What is important to understand is that it is unlikely his efforts will spread to other Latin American nations. Most of the recently elected leaders in Latin America (there have been twelve elections in as many months) are turning toward free markets, not away from them. Leftist leaders in countries such as Chile, Brazil, Uruguay, and even Argentina are opening their markets while also instituting broader social protections, including social security, health care, and assistance programs. Even those leaders who may be more ideologically inclined toward state intervention in the economy, such as the presidents of Bolivia and Nicaragua, don’t have the luxury of strong oil revenues. So large-scale nationalizations are unlikely outside of Venezuela. In many ways this is an isolated, anachronistic turn to socialism, ironically buoyed by global capital markets and the increasing demand for oil due to globalization.

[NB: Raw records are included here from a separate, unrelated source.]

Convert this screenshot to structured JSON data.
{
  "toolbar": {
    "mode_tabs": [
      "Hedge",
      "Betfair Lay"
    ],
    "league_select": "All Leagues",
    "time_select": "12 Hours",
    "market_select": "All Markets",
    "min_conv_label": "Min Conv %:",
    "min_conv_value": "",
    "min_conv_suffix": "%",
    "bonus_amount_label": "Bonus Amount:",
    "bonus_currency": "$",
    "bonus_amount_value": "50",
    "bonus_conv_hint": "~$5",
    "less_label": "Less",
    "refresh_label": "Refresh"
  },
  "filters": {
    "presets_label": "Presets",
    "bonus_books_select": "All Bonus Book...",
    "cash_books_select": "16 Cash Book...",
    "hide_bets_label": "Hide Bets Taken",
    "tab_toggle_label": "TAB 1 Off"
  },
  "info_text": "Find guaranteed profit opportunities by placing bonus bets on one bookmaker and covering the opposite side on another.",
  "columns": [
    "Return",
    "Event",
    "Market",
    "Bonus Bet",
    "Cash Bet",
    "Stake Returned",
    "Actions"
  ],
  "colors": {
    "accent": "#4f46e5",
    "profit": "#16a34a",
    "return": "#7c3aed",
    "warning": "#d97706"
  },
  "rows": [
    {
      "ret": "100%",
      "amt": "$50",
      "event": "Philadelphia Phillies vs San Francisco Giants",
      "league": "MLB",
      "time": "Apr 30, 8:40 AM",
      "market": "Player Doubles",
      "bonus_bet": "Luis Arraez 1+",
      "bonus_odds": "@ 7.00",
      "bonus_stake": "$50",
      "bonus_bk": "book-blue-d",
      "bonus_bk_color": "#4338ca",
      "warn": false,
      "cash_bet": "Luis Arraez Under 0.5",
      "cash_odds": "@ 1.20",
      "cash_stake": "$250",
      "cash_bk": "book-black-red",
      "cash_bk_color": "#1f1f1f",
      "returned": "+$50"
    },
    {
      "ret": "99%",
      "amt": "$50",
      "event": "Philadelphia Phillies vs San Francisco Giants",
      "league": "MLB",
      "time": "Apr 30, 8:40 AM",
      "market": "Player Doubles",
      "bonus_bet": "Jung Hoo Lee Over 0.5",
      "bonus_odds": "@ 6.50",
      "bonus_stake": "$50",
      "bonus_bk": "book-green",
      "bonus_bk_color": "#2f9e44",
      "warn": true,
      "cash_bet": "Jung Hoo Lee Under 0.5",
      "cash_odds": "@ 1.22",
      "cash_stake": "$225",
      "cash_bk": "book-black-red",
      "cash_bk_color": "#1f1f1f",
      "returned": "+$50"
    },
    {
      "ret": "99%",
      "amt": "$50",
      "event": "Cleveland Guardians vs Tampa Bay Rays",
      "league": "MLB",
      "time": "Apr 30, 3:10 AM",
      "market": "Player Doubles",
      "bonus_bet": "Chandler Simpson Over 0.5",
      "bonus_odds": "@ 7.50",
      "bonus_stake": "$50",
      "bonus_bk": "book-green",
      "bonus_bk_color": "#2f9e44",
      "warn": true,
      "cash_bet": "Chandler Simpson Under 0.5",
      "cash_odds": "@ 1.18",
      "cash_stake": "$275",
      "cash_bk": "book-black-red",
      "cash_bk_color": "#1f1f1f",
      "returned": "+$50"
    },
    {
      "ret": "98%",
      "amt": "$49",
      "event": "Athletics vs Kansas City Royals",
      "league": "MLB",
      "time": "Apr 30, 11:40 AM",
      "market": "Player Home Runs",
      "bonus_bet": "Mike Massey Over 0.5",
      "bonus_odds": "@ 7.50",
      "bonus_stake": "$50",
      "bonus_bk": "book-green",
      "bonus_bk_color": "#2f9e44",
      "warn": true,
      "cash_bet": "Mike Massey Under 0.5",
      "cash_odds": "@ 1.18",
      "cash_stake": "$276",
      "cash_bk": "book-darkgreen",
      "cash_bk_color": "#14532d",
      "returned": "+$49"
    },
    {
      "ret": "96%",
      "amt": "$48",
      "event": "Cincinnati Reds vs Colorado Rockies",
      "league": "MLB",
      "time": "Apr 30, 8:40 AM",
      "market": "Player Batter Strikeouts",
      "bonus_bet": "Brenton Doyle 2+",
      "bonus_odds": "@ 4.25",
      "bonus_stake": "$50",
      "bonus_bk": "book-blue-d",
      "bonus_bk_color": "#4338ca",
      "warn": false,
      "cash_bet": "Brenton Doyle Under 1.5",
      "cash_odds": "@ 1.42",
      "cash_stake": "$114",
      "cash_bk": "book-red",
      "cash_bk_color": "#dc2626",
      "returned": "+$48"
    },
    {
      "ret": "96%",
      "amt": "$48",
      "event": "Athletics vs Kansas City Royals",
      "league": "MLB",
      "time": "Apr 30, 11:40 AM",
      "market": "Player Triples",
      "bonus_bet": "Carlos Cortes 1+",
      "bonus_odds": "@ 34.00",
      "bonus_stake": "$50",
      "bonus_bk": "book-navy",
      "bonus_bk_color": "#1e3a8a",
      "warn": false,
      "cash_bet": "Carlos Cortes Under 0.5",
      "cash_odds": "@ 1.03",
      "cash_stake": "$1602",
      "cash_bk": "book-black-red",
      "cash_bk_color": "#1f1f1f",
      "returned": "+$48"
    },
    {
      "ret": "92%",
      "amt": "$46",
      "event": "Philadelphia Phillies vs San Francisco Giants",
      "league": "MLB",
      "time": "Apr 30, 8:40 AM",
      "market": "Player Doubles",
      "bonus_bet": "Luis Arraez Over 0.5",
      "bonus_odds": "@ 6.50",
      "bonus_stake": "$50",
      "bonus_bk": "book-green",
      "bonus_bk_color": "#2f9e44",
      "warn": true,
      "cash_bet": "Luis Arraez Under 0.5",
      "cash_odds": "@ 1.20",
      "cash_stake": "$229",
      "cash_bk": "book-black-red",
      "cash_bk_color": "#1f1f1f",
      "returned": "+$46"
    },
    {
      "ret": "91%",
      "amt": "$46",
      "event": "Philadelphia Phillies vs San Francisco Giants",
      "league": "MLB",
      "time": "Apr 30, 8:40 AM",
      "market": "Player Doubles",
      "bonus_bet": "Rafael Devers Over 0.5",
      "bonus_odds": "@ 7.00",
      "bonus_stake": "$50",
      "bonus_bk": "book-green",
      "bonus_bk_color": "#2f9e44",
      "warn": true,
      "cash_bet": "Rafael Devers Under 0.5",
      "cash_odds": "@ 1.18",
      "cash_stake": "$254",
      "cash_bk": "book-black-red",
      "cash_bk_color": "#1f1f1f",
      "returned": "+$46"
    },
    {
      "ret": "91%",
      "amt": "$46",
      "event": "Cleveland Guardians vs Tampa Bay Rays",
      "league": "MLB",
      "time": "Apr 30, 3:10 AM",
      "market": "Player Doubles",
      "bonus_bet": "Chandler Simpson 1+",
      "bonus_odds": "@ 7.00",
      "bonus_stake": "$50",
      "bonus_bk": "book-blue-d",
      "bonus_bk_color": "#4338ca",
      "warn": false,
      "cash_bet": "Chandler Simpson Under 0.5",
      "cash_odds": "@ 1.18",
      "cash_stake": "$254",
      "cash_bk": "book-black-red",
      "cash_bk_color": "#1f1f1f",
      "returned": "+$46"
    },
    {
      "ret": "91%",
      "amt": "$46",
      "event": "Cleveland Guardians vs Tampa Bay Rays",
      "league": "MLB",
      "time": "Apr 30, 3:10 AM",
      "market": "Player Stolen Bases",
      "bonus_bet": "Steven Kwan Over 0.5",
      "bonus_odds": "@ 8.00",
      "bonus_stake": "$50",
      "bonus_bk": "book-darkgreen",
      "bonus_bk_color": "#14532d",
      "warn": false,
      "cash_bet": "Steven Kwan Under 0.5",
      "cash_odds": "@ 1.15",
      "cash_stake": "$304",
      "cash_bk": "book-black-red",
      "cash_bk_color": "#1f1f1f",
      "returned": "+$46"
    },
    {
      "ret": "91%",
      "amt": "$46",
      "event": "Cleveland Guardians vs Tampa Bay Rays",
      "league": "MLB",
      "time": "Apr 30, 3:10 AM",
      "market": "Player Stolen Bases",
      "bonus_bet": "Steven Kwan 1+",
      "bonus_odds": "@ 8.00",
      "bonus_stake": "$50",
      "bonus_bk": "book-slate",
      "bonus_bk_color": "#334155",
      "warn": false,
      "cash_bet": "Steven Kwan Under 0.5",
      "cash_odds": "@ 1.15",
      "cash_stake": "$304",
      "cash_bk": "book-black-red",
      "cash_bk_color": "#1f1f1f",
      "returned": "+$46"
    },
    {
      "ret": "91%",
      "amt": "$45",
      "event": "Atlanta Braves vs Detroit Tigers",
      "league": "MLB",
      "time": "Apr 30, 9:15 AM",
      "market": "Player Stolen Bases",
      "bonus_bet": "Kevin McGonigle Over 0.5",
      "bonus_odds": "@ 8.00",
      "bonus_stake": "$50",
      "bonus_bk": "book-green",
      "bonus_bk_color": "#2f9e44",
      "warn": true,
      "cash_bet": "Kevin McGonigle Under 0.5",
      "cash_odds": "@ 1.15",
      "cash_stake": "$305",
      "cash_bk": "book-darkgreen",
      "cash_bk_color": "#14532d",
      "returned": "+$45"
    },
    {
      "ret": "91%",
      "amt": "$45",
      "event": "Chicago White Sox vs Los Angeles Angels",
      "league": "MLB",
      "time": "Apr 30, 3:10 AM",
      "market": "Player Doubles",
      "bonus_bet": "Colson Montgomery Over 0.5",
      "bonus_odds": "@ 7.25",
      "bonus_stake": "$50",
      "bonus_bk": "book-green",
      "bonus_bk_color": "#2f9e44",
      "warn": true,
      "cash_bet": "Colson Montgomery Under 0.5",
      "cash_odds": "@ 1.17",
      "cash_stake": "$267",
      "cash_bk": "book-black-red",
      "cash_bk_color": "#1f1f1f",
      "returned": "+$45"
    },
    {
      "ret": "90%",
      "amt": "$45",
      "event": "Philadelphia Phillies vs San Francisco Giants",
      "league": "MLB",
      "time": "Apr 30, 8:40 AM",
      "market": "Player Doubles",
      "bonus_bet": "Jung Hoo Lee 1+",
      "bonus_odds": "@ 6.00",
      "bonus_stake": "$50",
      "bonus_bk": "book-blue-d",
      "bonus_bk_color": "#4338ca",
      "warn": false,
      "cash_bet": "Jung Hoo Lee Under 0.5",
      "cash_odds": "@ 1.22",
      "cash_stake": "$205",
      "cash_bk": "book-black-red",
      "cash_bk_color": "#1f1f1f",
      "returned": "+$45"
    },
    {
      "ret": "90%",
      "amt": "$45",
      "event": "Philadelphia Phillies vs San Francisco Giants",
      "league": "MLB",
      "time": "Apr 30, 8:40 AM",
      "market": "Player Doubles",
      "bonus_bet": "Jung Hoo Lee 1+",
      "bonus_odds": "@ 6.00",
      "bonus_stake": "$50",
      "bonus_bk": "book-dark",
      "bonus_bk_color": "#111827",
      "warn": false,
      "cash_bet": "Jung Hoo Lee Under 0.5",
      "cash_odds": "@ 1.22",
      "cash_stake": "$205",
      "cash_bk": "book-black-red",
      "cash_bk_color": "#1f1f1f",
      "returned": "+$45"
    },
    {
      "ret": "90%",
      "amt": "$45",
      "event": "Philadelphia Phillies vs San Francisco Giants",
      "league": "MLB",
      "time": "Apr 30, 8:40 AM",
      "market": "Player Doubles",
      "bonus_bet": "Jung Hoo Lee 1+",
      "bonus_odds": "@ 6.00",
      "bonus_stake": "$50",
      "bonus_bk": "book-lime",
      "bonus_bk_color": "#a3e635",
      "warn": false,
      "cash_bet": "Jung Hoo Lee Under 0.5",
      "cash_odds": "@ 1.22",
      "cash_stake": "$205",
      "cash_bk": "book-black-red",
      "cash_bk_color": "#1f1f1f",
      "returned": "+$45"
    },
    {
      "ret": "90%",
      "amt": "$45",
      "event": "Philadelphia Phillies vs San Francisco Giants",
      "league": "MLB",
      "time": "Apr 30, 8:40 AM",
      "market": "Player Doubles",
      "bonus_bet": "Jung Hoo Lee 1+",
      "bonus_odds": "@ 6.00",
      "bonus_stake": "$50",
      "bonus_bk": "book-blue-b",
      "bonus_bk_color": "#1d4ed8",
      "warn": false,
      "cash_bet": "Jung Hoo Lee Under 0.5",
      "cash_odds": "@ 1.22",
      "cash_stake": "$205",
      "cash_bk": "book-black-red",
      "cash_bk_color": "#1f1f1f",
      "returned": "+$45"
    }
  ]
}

Finally, some commentators are pointing to the Iranian President Ahmadinejad’s visit to Venezuela (his second in five months) as a threat to U.S. interests. These meetings, and strategic agreements signed at them, are less important than many fear. While there are several reasons why the United States should worry about its relationship with Iran, the alliance with Chavez will not seriously influence these foreign relations. We should keep or foreign policy strategies and decisions toward each country separate, as their shared anti-Americanism shouldn’t negate their vast differences.
For more thoughts on Chavez’s announcements, please check out my interview with Mike McKee from Bloomberg earlier this week about this development: